The generic drugmaker Mylan said it would acquire Swedish drugmaker Meda in a $7.2 billion cash-and-stock deal. It is Mylan’s third attempt to buy the company.
The move comes three months after Mylan gave up on its seven-month-long pursuit of smaller rival Perrigo. Mylan’s stock fell about 8 pct in extended trading, after it announced the 165 Swedish crowns per share offer. That works out to be nearly twice Meda’s last traded price, which had some analysts questioning the high premium.
“The deal may be earnings accretive, but Mylan is paying a huge premium in a deteriorating market,” Clinical Assistant Professor Erik Gordon, from the Ross School of Business at the University of Michigan, told Reuters.
Meda makes branded, over-the-counter and generic drugs. It already handles European sales of EpiPen, Mylan’s emergency shot for severe allergic reactions and its biggest selling branded product. Mylan said the offer, recommended by Meda’s board, valued the company at $9.9 billion, including debt.
Meda’s two largest shareholders, who own about 30 percent of the specialty pharmaceutical’s outstanding shares, have accepted the offer, Mylan added to Reuters.
In 2014, Meda spurned takeover offers from Mylan after its biggest shareholder rejected the deal.
Stena Sessan Rederi AB, controlled by the Olsson business family, is the biggest shareholder in Meda, with a 20.7 percent stake.
“Both companies have changed considerably since then,” Meda’s board chairman Martin Svalstedt told Reuters, highlighting recent acquisitions made by both drugmakers.
Last year, Mylan completed its purchase of Abbott Inc’s specialty and generics business in developed markets outside the United States, which helped it shift its tax address to the Netherlands.
Meda in July 2014 unveiled its biggest deal ever – the $3.1 purchase of Rottapharm – weeks after the Italian firm scrapped flotation plans.
Mylan said it would finance the cash portion of the offer via a bridge credit facility arranged by Deutsche Bank and Goldman Sachs.
The transaction, due to be completed by the third quarter, should immediately add to Mylan’s earnings, the company said.

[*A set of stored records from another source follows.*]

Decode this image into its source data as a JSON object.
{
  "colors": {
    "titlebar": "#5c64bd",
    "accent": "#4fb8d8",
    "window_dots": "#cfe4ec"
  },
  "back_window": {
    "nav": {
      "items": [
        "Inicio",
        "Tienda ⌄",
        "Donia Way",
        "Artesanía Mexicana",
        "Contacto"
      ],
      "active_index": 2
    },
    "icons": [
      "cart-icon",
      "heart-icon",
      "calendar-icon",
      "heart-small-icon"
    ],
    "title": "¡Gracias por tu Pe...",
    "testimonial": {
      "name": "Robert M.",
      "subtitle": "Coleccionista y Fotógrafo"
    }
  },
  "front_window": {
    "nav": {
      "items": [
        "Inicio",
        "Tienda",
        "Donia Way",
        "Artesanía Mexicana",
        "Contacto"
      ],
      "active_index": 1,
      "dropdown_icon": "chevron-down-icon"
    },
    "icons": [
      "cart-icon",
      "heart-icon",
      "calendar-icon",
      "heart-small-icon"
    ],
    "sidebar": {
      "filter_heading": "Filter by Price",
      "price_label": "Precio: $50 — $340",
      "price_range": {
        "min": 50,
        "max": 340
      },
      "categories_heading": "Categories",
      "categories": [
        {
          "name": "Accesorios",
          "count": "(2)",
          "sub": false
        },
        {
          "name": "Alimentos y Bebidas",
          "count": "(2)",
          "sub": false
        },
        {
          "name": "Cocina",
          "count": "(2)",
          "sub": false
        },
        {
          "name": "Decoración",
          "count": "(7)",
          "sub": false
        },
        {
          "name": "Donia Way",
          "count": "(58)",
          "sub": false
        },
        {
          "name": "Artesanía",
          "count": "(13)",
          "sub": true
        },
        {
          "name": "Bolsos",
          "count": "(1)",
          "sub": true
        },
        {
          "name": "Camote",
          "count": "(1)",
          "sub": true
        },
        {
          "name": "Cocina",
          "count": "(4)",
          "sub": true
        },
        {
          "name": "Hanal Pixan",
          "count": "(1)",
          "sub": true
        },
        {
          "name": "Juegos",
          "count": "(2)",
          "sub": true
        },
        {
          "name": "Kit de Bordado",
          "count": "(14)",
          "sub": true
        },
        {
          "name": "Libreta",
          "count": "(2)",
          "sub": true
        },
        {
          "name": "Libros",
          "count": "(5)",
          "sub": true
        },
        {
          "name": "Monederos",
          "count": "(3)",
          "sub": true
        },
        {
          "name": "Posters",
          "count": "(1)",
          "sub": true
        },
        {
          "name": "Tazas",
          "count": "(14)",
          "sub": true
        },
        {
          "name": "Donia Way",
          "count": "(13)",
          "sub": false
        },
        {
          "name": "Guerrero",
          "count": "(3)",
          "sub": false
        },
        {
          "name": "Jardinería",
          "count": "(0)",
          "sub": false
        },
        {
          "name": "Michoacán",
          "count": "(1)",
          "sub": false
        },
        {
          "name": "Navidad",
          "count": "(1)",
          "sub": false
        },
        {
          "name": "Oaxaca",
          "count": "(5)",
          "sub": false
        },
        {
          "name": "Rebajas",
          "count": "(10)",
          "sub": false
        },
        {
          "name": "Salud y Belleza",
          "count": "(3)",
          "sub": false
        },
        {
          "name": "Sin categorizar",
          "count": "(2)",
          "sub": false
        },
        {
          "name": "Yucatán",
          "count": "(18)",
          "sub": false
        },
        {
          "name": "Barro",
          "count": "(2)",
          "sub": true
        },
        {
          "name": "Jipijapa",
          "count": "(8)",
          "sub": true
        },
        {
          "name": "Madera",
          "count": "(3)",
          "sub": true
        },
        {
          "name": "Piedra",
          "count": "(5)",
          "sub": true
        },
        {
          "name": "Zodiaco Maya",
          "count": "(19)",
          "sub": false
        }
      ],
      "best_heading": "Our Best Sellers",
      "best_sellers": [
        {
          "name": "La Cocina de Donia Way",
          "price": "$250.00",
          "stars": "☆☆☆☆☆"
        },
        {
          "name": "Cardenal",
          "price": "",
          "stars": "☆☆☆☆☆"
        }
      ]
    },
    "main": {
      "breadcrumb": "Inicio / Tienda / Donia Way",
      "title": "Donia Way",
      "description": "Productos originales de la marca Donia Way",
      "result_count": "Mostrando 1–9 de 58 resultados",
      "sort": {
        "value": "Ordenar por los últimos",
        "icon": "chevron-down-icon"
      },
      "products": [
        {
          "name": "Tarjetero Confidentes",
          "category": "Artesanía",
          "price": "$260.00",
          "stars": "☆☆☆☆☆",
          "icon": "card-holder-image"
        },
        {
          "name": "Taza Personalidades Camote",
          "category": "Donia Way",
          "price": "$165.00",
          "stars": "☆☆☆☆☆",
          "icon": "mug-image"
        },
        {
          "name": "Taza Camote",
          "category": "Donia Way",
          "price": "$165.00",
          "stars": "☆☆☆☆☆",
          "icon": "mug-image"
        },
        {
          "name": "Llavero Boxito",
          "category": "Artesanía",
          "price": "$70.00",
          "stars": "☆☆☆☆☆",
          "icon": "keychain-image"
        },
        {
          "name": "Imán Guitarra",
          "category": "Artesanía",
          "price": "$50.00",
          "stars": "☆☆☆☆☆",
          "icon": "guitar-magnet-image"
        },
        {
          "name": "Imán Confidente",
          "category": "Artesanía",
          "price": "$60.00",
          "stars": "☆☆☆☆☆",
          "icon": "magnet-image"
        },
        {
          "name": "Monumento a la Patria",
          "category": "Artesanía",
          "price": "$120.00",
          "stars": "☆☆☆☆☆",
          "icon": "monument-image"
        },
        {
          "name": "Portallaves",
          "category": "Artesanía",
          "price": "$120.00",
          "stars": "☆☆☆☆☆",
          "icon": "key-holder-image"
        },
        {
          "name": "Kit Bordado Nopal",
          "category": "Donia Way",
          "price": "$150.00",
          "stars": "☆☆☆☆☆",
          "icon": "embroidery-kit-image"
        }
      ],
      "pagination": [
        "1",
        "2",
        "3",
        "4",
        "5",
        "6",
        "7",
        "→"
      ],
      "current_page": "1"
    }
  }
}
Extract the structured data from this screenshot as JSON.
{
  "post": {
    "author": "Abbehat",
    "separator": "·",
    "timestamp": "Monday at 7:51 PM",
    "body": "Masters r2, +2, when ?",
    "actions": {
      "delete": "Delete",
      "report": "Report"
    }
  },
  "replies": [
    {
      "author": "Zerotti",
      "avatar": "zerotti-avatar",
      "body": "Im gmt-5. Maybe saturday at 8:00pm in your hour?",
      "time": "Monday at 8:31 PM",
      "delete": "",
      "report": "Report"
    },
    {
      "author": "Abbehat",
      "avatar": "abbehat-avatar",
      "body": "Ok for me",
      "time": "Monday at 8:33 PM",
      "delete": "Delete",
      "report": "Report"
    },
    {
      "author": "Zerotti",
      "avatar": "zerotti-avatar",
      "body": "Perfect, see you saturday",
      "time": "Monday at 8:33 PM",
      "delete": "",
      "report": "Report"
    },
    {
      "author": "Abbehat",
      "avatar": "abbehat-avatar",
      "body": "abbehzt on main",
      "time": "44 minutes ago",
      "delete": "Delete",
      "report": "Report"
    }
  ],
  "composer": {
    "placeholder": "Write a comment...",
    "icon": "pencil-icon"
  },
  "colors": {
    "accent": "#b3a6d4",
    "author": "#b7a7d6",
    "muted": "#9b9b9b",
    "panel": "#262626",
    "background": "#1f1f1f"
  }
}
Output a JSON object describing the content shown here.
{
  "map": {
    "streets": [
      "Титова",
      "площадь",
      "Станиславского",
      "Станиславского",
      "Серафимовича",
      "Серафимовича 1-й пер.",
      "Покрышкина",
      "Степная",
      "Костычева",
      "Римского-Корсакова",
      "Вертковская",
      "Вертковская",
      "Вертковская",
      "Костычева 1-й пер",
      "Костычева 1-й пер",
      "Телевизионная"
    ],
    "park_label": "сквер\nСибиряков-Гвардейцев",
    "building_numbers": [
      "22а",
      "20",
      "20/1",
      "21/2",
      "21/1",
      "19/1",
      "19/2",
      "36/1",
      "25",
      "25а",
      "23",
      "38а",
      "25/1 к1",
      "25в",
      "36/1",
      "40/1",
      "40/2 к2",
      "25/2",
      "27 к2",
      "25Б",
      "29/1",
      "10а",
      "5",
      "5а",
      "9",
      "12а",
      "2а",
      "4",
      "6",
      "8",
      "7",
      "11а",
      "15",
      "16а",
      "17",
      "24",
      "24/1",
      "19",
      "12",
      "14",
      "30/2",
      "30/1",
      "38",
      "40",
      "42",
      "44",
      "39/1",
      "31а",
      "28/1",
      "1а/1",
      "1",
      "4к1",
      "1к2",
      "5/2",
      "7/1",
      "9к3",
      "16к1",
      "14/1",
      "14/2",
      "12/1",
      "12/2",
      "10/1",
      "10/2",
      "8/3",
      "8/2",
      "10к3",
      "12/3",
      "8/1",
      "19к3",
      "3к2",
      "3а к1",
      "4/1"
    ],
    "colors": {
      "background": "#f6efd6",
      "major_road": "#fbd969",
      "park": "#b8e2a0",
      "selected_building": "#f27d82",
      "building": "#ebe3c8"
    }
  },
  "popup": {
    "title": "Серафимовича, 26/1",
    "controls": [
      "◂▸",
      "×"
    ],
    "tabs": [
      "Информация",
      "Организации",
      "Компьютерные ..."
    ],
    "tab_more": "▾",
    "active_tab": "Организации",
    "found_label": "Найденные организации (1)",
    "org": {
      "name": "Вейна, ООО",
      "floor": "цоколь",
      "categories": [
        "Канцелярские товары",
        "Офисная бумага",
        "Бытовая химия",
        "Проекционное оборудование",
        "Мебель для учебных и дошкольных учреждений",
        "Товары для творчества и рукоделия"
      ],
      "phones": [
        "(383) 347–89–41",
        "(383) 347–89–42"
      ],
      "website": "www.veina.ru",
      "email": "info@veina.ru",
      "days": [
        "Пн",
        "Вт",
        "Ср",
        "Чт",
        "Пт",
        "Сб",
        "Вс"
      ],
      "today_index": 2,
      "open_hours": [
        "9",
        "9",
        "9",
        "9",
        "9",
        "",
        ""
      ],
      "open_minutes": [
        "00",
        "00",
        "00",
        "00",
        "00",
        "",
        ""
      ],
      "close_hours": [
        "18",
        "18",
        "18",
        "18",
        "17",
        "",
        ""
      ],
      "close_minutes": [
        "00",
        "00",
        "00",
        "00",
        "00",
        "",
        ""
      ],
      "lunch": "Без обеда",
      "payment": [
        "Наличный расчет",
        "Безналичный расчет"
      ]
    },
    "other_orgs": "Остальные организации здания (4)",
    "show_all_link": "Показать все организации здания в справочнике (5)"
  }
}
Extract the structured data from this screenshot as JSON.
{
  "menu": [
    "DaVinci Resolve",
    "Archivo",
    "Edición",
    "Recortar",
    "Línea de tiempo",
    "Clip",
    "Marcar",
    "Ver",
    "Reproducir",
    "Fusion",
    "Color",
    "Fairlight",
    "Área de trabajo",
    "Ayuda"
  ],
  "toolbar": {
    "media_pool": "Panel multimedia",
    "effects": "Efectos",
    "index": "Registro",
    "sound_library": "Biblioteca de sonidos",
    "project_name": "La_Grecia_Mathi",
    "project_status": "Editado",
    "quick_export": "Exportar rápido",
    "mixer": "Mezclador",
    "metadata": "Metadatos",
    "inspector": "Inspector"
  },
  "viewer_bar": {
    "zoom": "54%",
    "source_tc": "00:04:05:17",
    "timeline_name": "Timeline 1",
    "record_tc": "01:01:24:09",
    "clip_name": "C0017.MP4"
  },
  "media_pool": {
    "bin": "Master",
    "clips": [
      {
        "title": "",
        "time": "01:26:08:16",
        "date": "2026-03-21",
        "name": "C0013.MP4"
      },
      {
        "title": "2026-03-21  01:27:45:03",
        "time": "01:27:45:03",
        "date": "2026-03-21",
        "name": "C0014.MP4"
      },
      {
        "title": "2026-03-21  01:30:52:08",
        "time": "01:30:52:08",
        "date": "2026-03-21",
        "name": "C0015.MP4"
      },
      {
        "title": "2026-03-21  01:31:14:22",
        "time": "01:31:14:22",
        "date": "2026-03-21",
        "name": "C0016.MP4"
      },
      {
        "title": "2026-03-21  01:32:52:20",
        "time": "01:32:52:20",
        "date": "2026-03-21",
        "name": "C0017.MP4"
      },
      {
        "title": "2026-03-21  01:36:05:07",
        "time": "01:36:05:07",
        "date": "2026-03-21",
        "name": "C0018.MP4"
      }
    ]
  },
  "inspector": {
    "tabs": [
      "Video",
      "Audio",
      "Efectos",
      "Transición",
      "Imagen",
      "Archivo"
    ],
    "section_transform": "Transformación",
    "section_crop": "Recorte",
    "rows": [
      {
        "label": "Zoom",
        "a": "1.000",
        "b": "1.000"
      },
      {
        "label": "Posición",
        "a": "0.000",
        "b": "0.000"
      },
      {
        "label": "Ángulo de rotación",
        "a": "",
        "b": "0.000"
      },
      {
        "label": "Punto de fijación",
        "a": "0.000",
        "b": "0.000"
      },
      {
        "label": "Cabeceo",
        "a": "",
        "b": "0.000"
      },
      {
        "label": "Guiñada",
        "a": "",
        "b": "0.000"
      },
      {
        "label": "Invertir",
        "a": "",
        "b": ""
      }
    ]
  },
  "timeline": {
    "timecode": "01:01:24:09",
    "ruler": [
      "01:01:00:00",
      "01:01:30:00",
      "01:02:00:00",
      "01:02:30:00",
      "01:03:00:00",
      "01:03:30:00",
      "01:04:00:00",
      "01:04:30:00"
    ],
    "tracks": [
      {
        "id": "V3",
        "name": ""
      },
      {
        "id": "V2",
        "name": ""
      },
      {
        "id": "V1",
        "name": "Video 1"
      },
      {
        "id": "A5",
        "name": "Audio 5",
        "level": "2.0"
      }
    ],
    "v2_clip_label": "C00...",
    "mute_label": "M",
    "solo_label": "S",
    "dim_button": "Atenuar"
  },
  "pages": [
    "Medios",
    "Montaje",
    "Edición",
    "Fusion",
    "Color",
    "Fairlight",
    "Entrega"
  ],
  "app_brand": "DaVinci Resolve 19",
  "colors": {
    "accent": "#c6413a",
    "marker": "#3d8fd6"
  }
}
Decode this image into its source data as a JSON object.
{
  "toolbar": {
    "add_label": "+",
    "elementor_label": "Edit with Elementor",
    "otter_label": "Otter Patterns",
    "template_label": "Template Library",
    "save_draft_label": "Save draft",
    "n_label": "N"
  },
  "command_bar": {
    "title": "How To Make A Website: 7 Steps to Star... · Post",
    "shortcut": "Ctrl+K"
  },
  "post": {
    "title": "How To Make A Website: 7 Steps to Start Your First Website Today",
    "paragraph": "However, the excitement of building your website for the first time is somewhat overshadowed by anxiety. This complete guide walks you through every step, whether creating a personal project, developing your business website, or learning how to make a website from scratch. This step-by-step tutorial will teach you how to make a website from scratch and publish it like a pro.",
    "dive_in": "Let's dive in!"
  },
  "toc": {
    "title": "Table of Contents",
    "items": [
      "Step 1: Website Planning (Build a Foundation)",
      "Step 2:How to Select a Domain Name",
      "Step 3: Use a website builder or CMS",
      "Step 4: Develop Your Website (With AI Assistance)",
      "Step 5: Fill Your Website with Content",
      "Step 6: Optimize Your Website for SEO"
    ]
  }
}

Mylan shares traded at $46.60 in after-market trading. They closed at $50.54 Wednesday on the Nasdaq, while Meda’s shares closed at 86.05 crowns.